Oh, hey there, people. You know, it’s weird, but I feel like ever since I decided to update this blog more frequently, less people are reading it. Honestly, I’m so overwhelmed by the sheer number of places to where people’s attention has been diverted online, I don’t really know how to keep up. But that’s not what I came here to talk to you about today. Nope. We’re here to talk comics.
Omega Comics Presents, as you may know, is the name of the flagship series from my lil’ comic company that could, Pop! Goes the Icon. From day one (February 2010, for the record), its mission has been to publish new, original works from relatively unknown creative talents. Some have been weird. Some have been great. Some have been successful enough to launch new properties (sadly, not for us). Because of this unevenness, the series has never been carried by the monopolistic major comics distributor, Diamond, and we’ve had to get by on sales from the internet, select retailers who support indie comics, and convention exposure. Hence, sales have never been terrific — a couple hundred copies per issue would be considered great, at this point — but I have at least been able to cut some small checks and garner some fair reviews.
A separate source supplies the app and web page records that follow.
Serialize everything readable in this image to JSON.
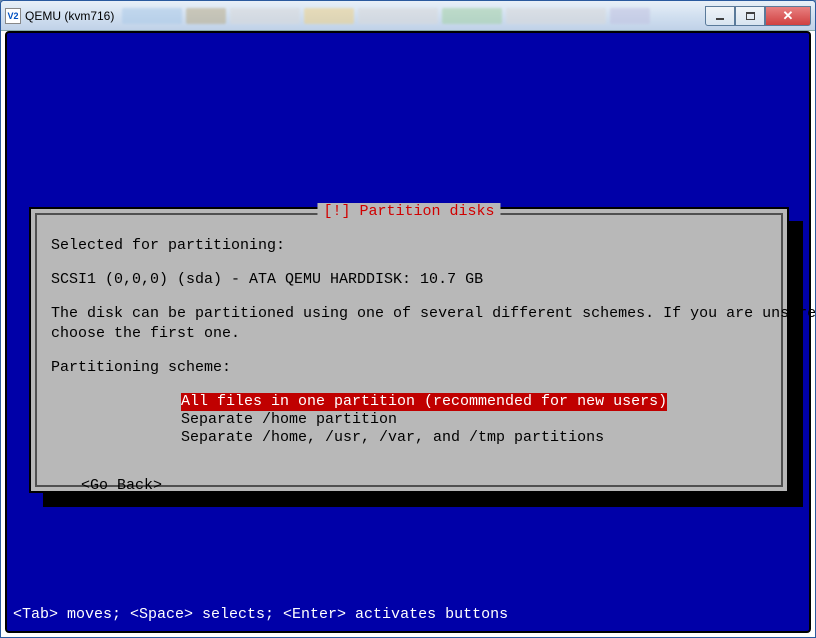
{
  "window": {
    "title": "QEMU (kvm716)",
    "icon_label": "V2"
  },
  "dialog": {
    "title": "[!] Partition disks",
    "selected_label": "Selected for partitioning:",
    "disk_info": "SCSI1 (0,0,0) (sda) - ATA QEMU HARDDISK: 10.7 GB",
    "instruction_l1": "The disk can be partitioned using one of several different schemes. If you are unsure,",
    "instruction_l2": "choose the first one.",
    "scheme_label": "Partitioning scheme:",
    "options": [
      "All files in one partition (recommended for new users)",
      "Separate /home partition",
      "Separate /home, /usr, /var, and /tmp partitions"
    ],
    "go_back": "<Go Back>"
  },
  "footer": "<Tab> moves; <Space> selects; <Enter> activates buttons"
}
However, another big drawback on entering the market big-time has been the format of the series: 32 pages featuring three-to-four stories of varying genres and quality — something that makes for a hard sale both to a distributor and to new readers. So last year, just before collecting the best of the first year’s output into a single volume, I decided we had to shake things up. First, Omega Comics had to go full-color. Black-and-white is great for stuff like Scott Pilgrim, but not for something like this. And secondly — more importantly, as far as I’m concerned — we had to sharpen the focus to increase the marketability of each issue. So instead of three or four random stories, we’d highlight one, full-length “cover” feature that could potentially launch a new property, and then back it up with a short that would provide added value and another outlet for up-and-coming creators.
Hence, we have the first issue of the second volume of OCP, namely, which introduces Bluetick & Redbone, a pair of ne’er-do-wells who find themselves caught in the middle of a set-up they never bargained for. It’s the kind of action-comedy you might have seen on the big screen in the 1970s, with lots of cussin’ and shootin’ and drinkin’ and women and cars and … well, you get the idea. It’s written by Alex De-Gruchy, drawn by mpMann, and it’s accompanied by a super-villain spoof by Russell Lissau (a good pal who’s become a regular writer on Strawberry Shortcake comics. No, really!) and Justin Castaneda.
At this point, I’m not sure what physical stores this comic will be available in when it ships on May 9, but if you’d like to have a copy delivered directly to your doorstep, you should pre-order one now. If you do, I’ll toss in a copy of Omega Comics Presents vol. 1, no. 1 for FREE. Yep. If you’re one of those people who likes to read things on your computer, iPad, Kindle, whatever, you can download a PDF version for only 99 cents from DriveThruComics. Amazing, right? We live in the future. And remember, not only will you get a good read out of it, but you’ll help these talented folks buy their next Happy Meal. Win-win, for sure.
(Even better? You don’t have to read any crappy stories by me. I only appear on the credits page!)